BANGOR, Maine — Another eyesore in Bangor is coming down to make way for new single-family housing.
On Monday night, Bangor city councilors approved the purchase of a rundown home at 171 Garland St. and gave a plot of land at 120 Third St. to Habitat for Humanity.
The Garland Street property, a boarded up apartment building half a block from Chapin Park, has long drawn the ire of neighbors. Its owner tried to launch a rehabilitation project several years ago, but that effort stalled for lack of financing. Bangor code enforcement officials examined the property, found it was too far gone to renovate and determined it would need to be demolished. The purchase price is $10,000.
In October, city councilors voted to demolish several buildings, including one at 108 Third St., a burned-out home adjacent to 120 Third St. The lot at 120 Third St. is empty, cluttered with debris.
The council voted to sell that .23-acre plot to Habitat for Humanity at a cost of $1, under the condition Habitat build a single-family home on the site. The group has been looking for a spot to launch a new building project in Bangor for several years. A neighborhood revitalization effort is underway in the West Side Village, which includes Third Street. An important goal in that effort is increasing the number of single-family homes.
“We’re excited to find a new family,” Robin Perkins, a Habitat board member, said after the meeting. She said families could apply online or find out whether they’re eligible for the program at habitatbangor.org. Once a family is selected, Habitat will work with them to design and build their new home.
After the building next door at 108 Third St. comes down, the city plans to use funding from the Neighborhood Stabilization Program, which provides federal funding toward efforts to revitalize communities plagued by foreclosures or abandonment, to build another single-family home.
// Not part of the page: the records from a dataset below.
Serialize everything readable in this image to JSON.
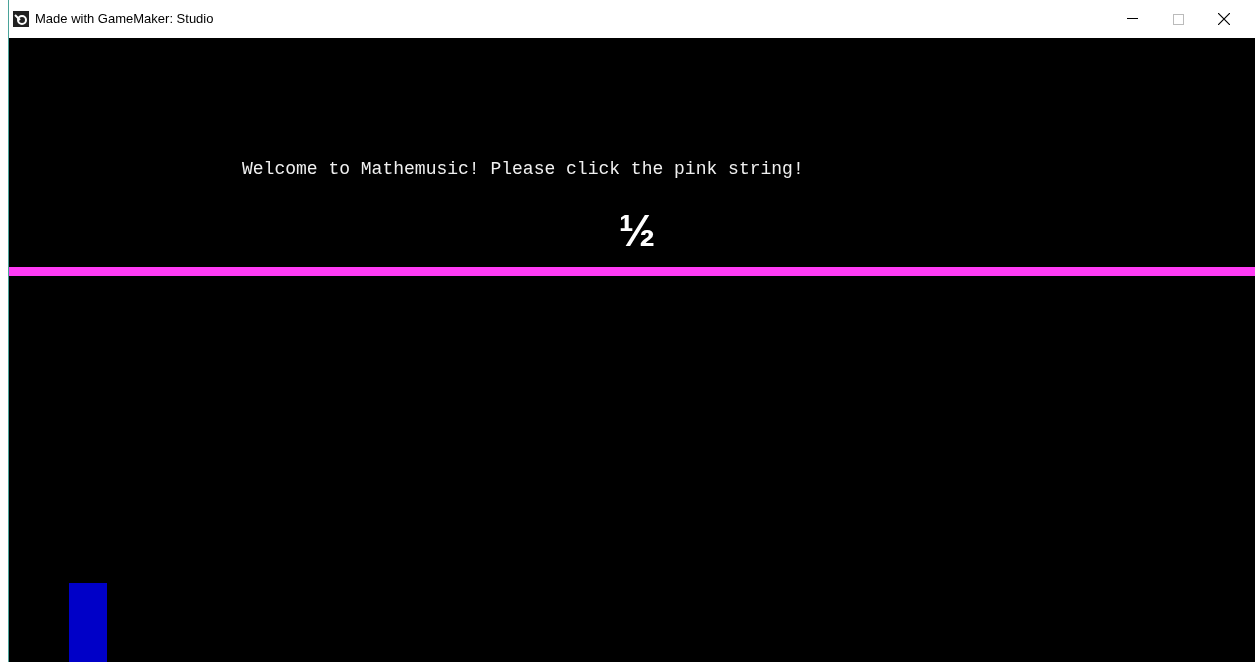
{
  "window": {
    "title": "Made with GameMaker: Studio"
  },
  "game": {
    "message": "Welcome to Mathemusic! Please click the pink string!",
    "fraction": "½"
  }
}
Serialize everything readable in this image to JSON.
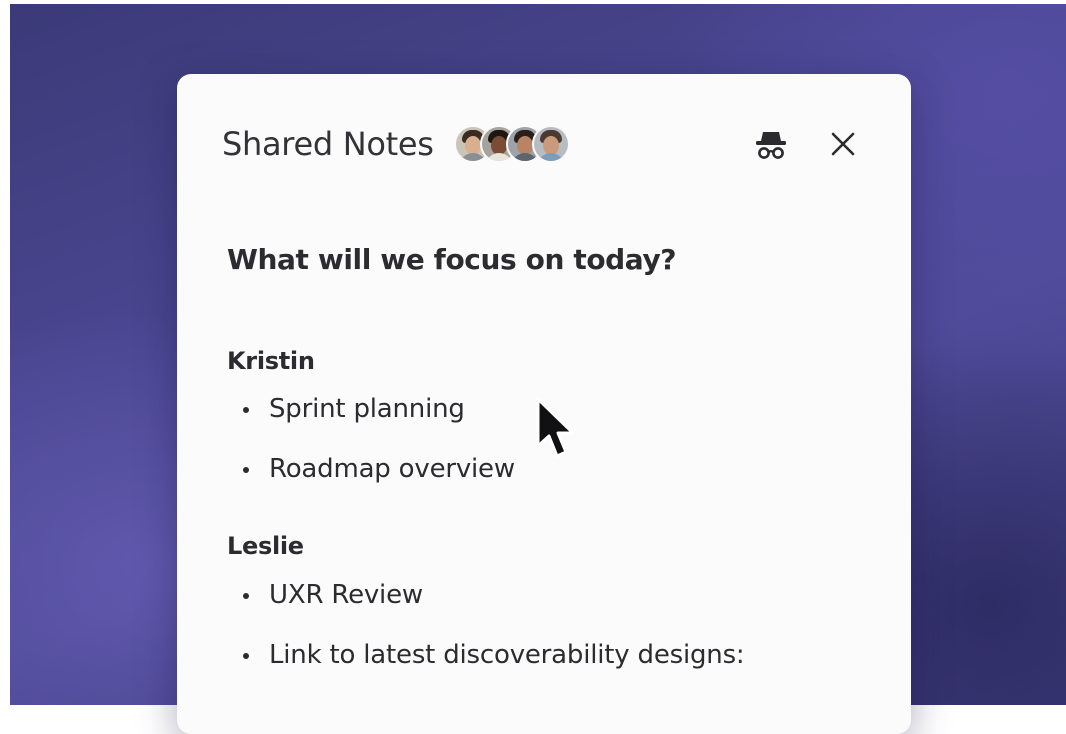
{
  "panel": {
    "title": "Shared Notes",
    "participants": [
      "avatar-1",
      "avatar-2",
      "avatar-3",
      "avatar-4"
    ],
    "actions": {
      "incognito_icon": "incognito-icon",
      "close_icon": "close-icon"
    }
  },
  "doc": {
    "heading": "What will we focus on today?",
    "sections": [
      {
        "name": "Kristin",
        "items": [
          "Sprint planning",
          "Roadmap overview"
        ]
      },
      {
        "name": "Leslie",
        "items": [
          "UXR Review",
          "Link to latest discoverability designs:"
        ]
      }
    ]
  },
  "colors": {
    "background": "#4a4690",
    "panel": "#fbfbfc",
    "text": "#2c2c30"
  }
}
The details and cost of that project are still being sorted out.
“The one dilapidated very unsightly lot would get turned into two nice single-family homes,” Jeff Wallace, Bangor’s housing rehabilitation coordinator, said last week.
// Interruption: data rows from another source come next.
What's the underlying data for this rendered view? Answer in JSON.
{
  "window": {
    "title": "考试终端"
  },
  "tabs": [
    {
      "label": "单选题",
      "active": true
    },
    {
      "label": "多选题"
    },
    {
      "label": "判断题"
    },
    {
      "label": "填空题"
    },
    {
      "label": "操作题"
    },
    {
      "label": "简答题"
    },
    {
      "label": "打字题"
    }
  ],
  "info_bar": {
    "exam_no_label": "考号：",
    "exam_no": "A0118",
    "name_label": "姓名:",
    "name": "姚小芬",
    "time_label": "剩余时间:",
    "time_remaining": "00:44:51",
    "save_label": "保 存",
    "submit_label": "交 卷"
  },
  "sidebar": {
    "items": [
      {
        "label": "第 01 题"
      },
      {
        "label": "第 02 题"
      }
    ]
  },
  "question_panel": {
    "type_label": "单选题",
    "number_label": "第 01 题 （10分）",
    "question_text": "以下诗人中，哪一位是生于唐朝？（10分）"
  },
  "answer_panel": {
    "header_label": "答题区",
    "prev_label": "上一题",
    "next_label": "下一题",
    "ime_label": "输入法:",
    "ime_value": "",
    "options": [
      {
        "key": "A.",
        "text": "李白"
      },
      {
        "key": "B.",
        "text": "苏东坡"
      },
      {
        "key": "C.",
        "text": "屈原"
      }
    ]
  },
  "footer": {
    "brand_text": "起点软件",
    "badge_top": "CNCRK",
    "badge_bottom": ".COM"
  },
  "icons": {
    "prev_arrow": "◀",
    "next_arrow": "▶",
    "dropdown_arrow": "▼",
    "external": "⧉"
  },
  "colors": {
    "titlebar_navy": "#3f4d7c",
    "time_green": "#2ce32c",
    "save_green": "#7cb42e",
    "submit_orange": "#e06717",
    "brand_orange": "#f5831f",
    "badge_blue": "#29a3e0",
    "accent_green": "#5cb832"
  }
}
The city is in the midst of a push to clear out abandoned and dangerous properties after the City Council made it clear during the past year that it should be a priority.
Bangor officials have a list of 87 properties registered as being vacant or abandoned. There is a second list of nearly 50 homes, former businesses and apartments the city knows or believes are vacant but have not yet been registered.
The city is asking neighbors to be patient as it chips away at the eyesores that serve as a refuge for squatters, can be fire hazards and drive down property values in the area. Director of Community and Economic Development Tanya Emery and Code Enforcement Officer Jeremy Martin have said their departments receive multiple calls every day from people who want to know why one building or another hasn’t yet been torn down.
“We’re very excited that people see positive impacts in their neighborhood from removing some of these structures,” Emery said, but removing blight doesn’t happen overnight.
Many properties on the city’s list are bank owned and tied up in a lengthy foreclosure process. Several have owners who are difficult to track down or are unresponsive to the city’s attempts to reach them.
“People have to remember that there is a legal process the city has to go through to take care of these,” Emery said. “It’s not as quick and simple as people might think.”
At several of the more oft complained about properties, the city has been putting signs over boarded-up windows that read, “We’re working on it!”
Follow Nick McCrea on Twitter @nmccrea213.